Clinical applications of bidirectional brain-machine interfaces
University of Washington, Department of Physiology and Biophysics, USA

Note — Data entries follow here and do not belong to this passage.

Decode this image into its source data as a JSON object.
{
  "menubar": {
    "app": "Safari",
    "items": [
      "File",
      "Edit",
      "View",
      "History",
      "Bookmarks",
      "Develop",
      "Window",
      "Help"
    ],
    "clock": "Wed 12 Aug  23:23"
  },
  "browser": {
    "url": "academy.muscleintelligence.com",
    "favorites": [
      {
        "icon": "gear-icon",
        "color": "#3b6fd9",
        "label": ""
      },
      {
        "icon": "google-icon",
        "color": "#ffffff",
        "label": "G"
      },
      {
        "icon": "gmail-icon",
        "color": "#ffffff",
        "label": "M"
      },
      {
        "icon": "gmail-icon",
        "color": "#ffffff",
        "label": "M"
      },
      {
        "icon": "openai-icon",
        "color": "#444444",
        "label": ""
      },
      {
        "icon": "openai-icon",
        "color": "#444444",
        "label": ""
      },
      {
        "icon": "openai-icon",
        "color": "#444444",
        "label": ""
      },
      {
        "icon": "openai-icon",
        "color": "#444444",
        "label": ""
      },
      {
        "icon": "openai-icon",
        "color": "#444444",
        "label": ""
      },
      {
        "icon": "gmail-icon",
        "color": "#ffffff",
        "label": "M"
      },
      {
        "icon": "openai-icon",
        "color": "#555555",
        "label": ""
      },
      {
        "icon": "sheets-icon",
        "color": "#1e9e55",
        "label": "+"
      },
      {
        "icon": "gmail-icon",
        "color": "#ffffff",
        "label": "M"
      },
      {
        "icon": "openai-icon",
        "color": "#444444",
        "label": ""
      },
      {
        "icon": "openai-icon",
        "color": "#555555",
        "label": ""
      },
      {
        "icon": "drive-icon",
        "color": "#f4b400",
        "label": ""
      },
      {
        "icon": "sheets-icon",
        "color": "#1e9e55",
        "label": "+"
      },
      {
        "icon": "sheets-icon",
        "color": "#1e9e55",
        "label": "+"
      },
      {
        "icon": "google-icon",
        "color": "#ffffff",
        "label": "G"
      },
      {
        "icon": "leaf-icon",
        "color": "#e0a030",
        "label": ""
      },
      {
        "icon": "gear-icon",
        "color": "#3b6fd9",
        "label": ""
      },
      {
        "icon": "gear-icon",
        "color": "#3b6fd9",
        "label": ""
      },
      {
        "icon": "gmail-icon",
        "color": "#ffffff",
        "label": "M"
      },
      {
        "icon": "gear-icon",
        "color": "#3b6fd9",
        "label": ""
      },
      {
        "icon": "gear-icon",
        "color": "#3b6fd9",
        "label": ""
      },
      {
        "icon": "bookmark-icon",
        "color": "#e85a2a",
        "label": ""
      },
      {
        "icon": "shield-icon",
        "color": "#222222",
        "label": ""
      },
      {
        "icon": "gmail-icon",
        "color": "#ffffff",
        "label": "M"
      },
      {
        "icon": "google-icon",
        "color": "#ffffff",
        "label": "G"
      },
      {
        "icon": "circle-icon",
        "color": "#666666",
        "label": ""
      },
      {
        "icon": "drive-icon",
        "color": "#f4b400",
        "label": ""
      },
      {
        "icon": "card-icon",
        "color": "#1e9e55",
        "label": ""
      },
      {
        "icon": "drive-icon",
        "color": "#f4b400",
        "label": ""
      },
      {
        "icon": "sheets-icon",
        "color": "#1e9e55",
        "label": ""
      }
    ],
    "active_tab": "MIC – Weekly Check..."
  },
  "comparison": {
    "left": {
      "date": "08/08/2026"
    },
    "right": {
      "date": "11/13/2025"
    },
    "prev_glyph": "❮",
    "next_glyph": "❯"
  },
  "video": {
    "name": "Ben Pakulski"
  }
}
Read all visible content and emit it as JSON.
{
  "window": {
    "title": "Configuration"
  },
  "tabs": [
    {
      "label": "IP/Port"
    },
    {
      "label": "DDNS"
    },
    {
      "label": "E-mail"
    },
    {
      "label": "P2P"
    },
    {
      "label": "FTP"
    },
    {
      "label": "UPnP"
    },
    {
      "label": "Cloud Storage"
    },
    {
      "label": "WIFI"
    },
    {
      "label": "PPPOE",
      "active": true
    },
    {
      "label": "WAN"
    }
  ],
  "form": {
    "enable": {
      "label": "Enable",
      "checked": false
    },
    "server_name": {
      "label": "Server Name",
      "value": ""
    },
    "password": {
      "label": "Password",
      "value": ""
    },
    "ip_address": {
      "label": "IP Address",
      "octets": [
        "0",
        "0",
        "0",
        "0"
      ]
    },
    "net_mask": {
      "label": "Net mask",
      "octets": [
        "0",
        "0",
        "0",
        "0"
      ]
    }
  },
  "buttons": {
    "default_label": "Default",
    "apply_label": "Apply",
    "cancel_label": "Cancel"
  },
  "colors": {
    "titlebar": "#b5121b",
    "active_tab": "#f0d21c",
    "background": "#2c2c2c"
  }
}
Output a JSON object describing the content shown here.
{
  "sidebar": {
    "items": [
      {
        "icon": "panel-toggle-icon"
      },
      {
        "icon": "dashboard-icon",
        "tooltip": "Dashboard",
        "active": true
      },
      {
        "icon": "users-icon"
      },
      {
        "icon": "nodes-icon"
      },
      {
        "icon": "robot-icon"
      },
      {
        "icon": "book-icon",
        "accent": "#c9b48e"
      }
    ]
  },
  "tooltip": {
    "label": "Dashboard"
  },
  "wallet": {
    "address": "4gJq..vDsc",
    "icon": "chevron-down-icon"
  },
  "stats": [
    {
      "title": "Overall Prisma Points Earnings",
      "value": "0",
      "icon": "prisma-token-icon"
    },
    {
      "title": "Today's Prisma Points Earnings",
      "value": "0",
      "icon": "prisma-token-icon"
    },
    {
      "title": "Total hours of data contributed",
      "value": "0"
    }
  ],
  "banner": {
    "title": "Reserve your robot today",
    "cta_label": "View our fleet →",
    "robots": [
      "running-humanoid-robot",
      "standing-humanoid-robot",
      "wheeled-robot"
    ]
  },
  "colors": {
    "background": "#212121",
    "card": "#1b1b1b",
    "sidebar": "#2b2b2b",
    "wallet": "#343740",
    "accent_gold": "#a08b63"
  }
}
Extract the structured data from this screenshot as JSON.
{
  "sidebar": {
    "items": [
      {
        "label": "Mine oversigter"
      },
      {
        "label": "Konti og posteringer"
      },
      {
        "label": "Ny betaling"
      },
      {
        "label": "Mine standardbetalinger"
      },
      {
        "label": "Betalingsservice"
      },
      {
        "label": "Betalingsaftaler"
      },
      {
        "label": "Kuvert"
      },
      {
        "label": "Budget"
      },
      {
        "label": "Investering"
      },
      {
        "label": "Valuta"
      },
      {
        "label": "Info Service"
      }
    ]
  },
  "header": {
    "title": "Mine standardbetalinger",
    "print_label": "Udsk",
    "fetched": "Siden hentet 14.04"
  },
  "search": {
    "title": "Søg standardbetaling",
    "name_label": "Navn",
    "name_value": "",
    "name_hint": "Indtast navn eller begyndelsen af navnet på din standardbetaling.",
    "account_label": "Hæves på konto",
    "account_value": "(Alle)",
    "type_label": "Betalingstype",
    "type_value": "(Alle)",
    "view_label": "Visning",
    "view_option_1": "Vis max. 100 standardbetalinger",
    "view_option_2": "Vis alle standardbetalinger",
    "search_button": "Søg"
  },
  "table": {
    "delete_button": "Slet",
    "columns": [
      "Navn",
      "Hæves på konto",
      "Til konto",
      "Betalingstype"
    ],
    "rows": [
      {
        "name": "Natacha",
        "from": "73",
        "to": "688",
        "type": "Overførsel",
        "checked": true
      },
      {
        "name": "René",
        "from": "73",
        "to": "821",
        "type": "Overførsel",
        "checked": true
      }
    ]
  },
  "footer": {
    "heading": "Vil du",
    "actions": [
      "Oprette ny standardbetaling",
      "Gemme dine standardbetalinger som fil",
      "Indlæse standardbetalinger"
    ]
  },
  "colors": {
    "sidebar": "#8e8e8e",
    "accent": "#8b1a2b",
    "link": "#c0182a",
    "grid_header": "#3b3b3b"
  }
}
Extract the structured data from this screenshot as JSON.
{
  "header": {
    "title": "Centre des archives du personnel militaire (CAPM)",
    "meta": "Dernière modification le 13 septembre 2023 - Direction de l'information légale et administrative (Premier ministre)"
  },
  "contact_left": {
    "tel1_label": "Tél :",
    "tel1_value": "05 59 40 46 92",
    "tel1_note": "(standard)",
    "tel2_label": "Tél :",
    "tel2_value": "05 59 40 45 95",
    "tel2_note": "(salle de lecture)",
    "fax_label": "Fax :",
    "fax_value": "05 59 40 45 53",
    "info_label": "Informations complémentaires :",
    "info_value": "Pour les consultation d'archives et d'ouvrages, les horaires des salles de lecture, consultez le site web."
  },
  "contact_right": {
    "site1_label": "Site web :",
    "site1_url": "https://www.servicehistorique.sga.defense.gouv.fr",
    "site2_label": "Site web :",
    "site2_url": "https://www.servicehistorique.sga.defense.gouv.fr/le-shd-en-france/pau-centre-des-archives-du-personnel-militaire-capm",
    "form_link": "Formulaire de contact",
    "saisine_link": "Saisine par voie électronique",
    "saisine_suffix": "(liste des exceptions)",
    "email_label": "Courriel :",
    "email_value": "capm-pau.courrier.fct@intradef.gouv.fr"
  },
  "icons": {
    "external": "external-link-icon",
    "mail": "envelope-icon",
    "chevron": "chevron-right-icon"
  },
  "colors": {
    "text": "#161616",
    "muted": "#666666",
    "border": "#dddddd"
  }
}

Bidirectional brain-machine interfaces (BBMI) have recurrent connections that allow activity-dependent stimulation of the brain, spinal cord or muscles. Such BBMIs operating continuously during free behavior have three major applications for basic research and clinical rehabilitation. First, the brain could learn to incorporate a long-term artificial recurrent connection into normal behavior, exploiting its ability to adapt to consistent sensorimotor conditions. In clinical applications an artificial recurrent connection could be used to bridge a lost biological connection. Second, activity-dependent stimulation can generate synaptic plasticity on the cellular level. The corresponding clinical application is to strengthen weakened neural connections, such as occurs in stroke. A third application involves delivery of activity-dependent stimulation at subcortical reward sites, which can operantly reinforce the activity that generates the stimulation. The BBMI paradigm has numerous specific applications, depending on the source of the signals and the stimulated targets.
2015 International Workshop on Clinical Brain-Machine Interfaces (CBMI2015), Tokyo, Japan, 13 Mar - 15 Mar, 2015.
Oral presentation / lecture
Clinical Brain-Machine Interfaces
(2015). Clinical applications of bidirectional brain-machine interfaces.
Front. Hum. Neurosci.
2015 International Workshop on Clinical Brain-Machine Interfaces (CBMI2015).
23 Apr 2015;
29 Apr 2015.
PhD. Eberhard Fetz, University of Washington, Department of Physiology and Biophysics, Seattle, WA, 98195, USA, firstname.lastname@example.org